The Henry VIII Manuscript (BL Additional MS 31922) dates from around 1518 and is the most modern of three large songbooks surviving from the period. It contains more music ascribed to Henry VIII than to any other composer and clearly belonged to somebody closely associated with his court—probably Sir Henry Guildford, Controller of the Household and Master of the Revels.

Henry VIII was highly regarded as a composer and performer during his lifetime, possibly because nobody was willing to tell the King he wasn’t very good. A number of pieces in this volume are genuinely his work—they tend to stand out as a result of their slightly clumsy style. He also made arrangements of works of other composers, and laid claim to several pieces that are clearly not his work at all.

The collection also includes a number works by foreign composers such a Heinrich Isaac and Hayne van Ghizeghem, and 76 pieces by musicians associated with Henry's court, such as William Cornysh and Robert Fayrfax.

Nothing is known about William Daggere. Thomas Farthing was a chorister and later a clerk at King’s College, Cambridge, before becoming attached to the household of Margaret Beaufort (Henry VIII’s grandmother.)

Aboffe all Thynge was written in celebration of the birth of Henry’s first son in 1511. Sadly the child died two weeks later. John Lloyd was a priest in the Chapel Royal by 1505 and, later, a gentleman of the Chapel. John Kempe was a lay singer at Westminster Abbey. Doctor Cooper was a clerk at King’s College, Cambridge who was later ordained.
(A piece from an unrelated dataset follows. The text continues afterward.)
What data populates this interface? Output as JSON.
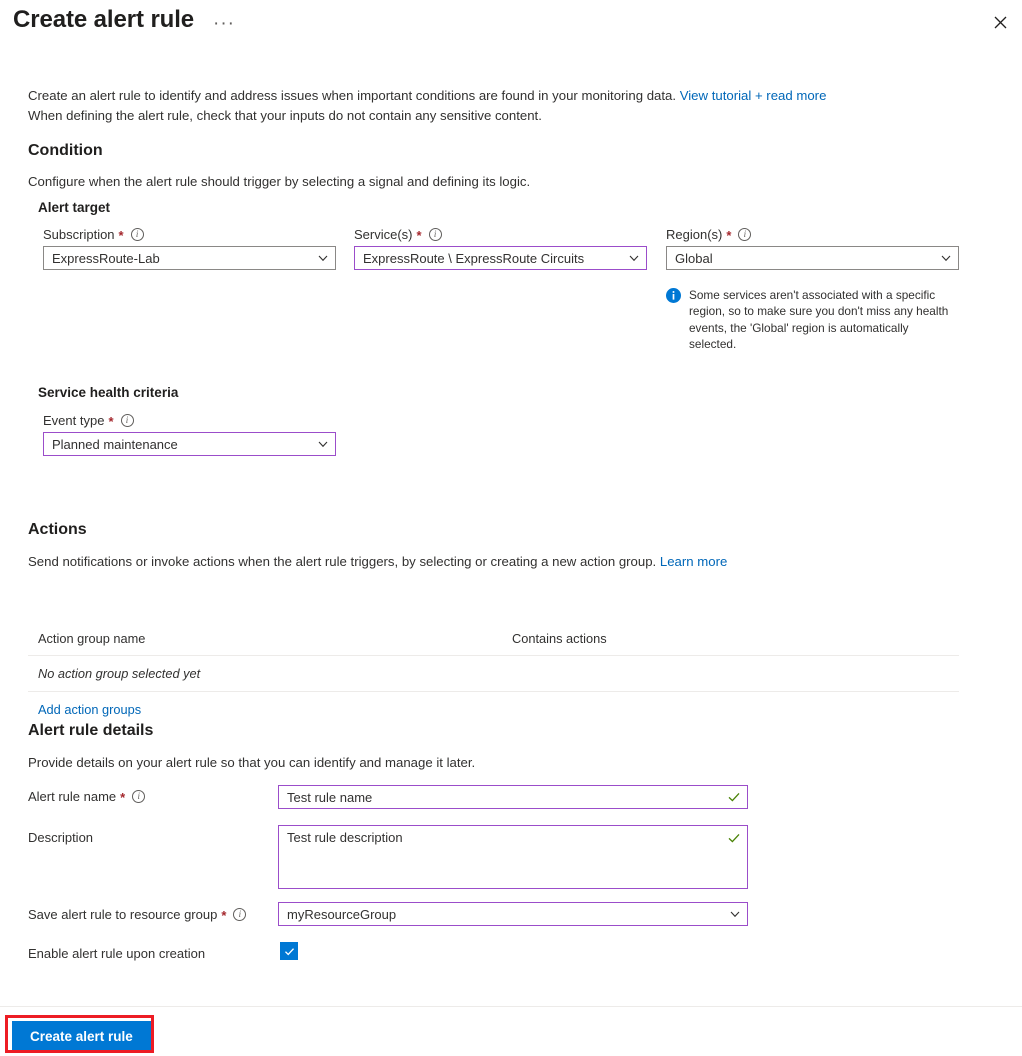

William Cornysh was a composer, poet, dramatist, organiser of revels and performer. He became a member of the Henry VII’s Chapel Royal in 1494, and Master of the Children of the Chapel Royal by 1509. He organised the pageants devised for the marriage of Prince Arthur and Catherine of Aragon, as well as those held at the Field of the Cloth of Gold in 1520.